Novelist Burgess (Exposures, 2005, etc.) expressively and excruciatingly chronicles her emotional struggle when cancer afflicts her husband.

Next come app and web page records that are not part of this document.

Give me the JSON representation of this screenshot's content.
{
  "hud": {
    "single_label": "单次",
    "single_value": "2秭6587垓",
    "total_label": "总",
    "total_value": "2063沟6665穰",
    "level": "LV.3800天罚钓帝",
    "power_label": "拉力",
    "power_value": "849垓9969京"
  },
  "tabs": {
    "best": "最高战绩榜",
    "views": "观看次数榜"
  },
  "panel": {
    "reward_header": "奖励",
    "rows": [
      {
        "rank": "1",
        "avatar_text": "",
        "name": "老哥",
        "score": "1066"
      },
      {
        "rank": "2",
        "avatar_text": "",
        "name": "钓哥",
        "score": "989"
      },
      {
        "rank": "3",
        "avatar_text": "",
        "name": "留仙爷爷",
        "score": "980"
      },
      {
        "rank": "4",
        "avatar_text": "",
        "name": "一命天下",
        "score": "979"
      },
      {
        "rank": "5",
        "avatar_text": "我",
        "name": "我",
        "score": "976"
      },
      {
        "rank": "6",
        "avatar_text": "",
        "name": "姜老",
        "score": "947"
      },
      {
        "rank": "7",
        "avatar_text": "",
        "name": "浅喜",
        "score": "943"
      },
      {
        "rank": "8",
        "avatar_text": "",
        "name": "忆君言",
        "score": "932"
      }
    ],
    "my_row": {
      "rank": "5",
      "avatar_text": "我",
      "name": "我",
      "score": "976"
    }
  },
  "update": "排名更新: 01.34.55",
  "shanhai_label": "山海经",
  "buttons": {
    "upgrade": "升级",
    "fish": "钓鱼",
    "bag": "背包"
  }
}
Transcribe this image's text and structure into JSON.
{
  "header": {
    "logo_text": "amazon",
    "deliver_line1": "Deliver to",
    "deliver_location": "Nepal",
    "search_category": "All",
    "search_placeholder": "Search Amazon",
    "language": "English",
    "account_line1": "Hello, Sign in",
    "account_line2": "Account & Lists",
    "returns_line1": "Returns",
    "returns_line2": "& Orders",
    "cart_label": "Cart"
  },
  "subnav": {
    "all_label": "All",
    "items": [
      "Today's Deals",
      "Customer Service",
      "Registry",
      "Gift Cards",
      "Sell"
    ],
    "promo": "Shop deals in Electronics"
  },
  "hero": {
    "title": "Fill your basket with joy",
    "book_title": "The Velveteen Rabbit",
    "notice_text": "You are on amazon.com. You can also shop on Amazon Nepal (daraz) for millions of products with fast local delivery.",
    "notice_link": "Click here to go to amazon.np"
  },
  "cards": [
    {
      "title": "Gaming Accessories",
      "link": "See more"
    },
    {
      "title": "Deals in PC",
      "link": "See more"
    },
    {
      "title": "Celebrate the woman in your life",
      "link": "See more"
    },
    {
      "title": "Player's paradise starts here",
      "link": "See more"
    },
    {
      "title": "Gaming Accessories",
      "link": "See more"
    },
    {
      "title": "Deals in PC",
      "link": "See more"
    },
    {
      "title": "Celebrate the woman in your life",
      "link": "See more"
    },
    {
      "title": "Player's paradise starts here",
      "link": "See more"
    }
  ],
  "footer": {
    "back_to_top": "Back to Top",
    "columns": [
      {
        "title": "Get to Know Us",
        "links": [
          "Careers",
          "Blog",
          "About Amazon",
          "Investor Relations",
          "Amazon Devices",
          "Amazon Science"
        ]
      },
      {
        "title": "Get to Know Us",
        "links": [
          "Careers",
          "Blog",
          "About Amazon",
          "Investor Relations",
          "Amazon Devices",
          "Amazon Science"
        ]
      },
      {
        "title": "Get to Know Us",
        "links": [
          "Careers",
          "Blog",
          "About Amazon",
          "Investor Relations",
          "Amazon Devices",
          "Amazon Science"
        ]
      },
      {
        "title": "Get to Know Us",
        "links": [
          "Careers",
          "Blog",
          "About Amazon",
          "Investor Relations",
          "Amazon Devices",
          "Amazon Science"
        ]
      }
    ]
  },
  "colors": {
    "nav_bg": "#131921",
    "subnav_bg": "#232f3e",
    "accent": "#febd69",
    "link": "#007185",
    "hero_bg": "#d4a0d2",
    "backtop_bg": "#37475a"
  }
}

It may seem odd that nearly every scene is infused with aromas, plant life, outdoor atmospherics, colors, food and wine, but this approach is appropriate: From the moment Burgess met and fell in love with Ken Grunzweig in 1988, it was apparent that their shared appreciation of the sensuous pleasures of being human was a central element in their bond. She was 31, really in love for the first time; he was 44 and had endured the gruesome deaths of two wives. Despite these traumas, Ken remained an unusually self-aware, evolved, giving man. The couple continued in thrall to each other as they raised two kids, first in the San Francisco Bay area and then in Spokane, Wash. Fourteen years into their joyful marriage, cancer struck Ken. Narrating the subsequent barrage of medical treatments and uncertainty, Burgess lyrically and perceptively explores how the body, emotions and experiences are connected, how love and misfortune affect that landscape. The author’s strained relationship with her mother, and Ken’s with his adult daughter, further illuminate these inquiries. Describing chemotherapy medicines as “priceless bags of chemical hope” may seem excessive, but Burgess’s romantic prose only rarely seems overwritten. In the context of her attempts to unearth understanding from such a devastating event, the gush of feeling tugs the reader along on a difficult ride during which insight is the only comfort and stabbing inevitability underlies every embrace and home-cooked meal. Burgess self-identifies as a proponent of science over religion, but there is a generous helping of “Spiritual Lite” (the title of one chapter), including a vision of the dead. These forays into the mystical do not go unexamined; the author examines how the idea of “God” helps her and Ken to confront his illness.
Wrenchingly painful, but intensely affecting.